“The time has come to move from words to action,” Pedro Sánchez warned before the plenary session of Congress. And the President of the Government announced that next Tuesday, May 28, the Council of Ministers will approve the recognition of the State of Palestine by Spain. “A historical milestone”, which echoes the “majority sentiment of the Spanish people”.

The commitment that Sánchez adopted six months ago on his first tour of the Middle East after the outbreak of the war between Hamas and Israel, right at the Rafah crossing – the southern gate of the Gaza Strip – will thus be fulfilled after long months of preparations and negotiations in the region and in Europe. Spain, in fact, will finally take this step jointly with Norway and Ireland.

The Chief Executive assumed that this decision would have consequences for the Government of Beniamin Netanyahu. “We are aware and we are prepared to assume them. Because the purpose of diplomacy is not to not bother anyone,” Sánchez argued.

And, indeed, Israel’s reaction was immediate, while the diplomatic clash between Sánchez’s executives and Javier Milei’s Argentine executive remains open. The Foreign Minister of the Hebrew State, Israel Katz, ordered to call his ambassador in Madrid, Rodica Radian-Gordon, for consultations. And he also summoned the Spanish ambassador to Israel, Ana María Salomón, to convey her protest. He adopted the same measures with Norway and Ireland.

Katz will show the three European ambassadors the brutal video that the Hamas militants themselves recorded during their attack on Israeli territory on October 7, 2023. But Sánchez has already seen those horrible images: Netanyahu himself played them at his meeting in Jerusalem , on November 23, to affirm his position.

The Spanish president warned yesterday, however, that in recent months everything has gotten worse in Palestine. “Netanyahu has continued his destruction of Gaza,” he lamented. “Netanyahu continues to turn a deaf ear, bombing hospitals, schools and homes, punishing more than a million innocent children with hunger, cold and terror,” he noted. “If there is one thing that is clear to me, it is that Netanyahu does not have a peace project for Palestine,” he said.

“Fighting against the terrorist group Hamas is legitimate and necessary,” he acknowledged. But Netanyahu is generating so much pain, resentment and destruction in Gaza and the rest of Palestine that the two-state solution is in serious danger of becoming viable.” The Israeli offensive, he warned, “will only perpetuate hatred and terrorism, worsening the security prospects for Israel and preventing a horizon of peace.”

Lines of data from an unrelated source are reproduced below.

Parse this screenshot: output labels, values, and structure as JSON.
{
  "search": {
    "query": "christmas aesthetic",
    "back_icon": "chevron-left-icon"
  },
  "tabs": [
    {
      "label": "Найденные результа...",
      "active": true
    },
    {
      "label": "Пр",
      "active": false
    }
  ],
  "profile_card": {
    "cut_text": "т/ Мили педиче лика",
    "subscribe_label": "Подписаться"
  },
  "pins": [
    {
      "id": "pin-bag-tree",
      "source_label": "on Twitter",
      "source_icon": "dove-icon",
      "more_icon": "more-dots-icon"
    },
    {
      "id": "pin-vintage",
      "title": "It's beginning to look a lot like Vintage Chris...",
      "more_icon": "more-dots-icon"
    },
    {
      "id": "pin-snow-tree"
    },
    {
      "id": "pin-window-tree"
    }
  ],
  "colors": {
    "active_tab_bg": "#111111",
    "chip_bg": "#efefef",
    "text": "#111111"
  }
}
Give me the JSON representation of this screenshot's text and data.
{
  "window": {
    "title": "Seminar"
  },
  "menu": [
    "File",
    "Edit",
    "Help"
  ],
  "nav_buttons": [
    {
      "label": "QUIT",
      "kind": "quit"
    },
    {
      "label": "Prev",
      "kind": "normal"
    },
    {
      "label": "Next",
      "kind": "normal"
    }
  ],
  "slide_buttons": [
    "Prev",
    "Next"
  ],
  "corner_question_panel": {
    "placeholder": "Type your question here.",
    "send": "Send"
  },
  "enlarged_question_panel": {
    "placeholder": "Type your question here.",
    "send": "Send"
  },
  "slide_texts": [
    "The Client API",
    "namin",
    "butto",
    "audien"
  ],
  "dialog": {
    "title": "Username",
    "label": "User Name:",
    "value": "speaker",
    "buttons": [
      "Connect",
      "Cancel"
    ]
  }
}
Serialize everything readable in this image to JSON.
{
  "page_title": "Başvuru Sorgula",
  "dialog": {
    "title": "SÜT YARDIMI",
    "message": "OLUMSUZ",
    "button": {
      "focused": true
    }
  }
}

“We cannot allow it. The countries that defend human rights and the rules-based international order are obliged to act,” Sánchez defended. “We are not going to allow the possibility of two states, which is the only just and sustainable solution to this terrible conflict, to be destroyed by force,” she said.

“We know that our initiative will not give back to the Palestinians the time or lives lost, but we trust that it will give them hope and dignity,” he justified.

And he defended the coherence of his decision: “It would be hypocritical to be outraged at Putin’s unjustified attacks against the Ukrainian civilian population, and look the other way when Netanyahu does the same against the civilians of Gaza, the West Bank and East Jerusalem.” “Our commitment to human rights – he concluded – cannot depend on the skin color or religion of the victims.”

Sánchez insisted that the recognition of Palestine “is not against anyone.” “It is not against the people of Israel, whom we respect and appreciate, nor against the Jews, an admirable people,” he stressed. “It is also not in favor of Hamas as Netanyahu’s propagandists and PP and Vox deputies say in a shameful attempt to gain political advantage,” he criticized. And he called on Alberto Núñez Feijóo to clarify whether or not he supports the recognition of Palestine: “Yes or no?”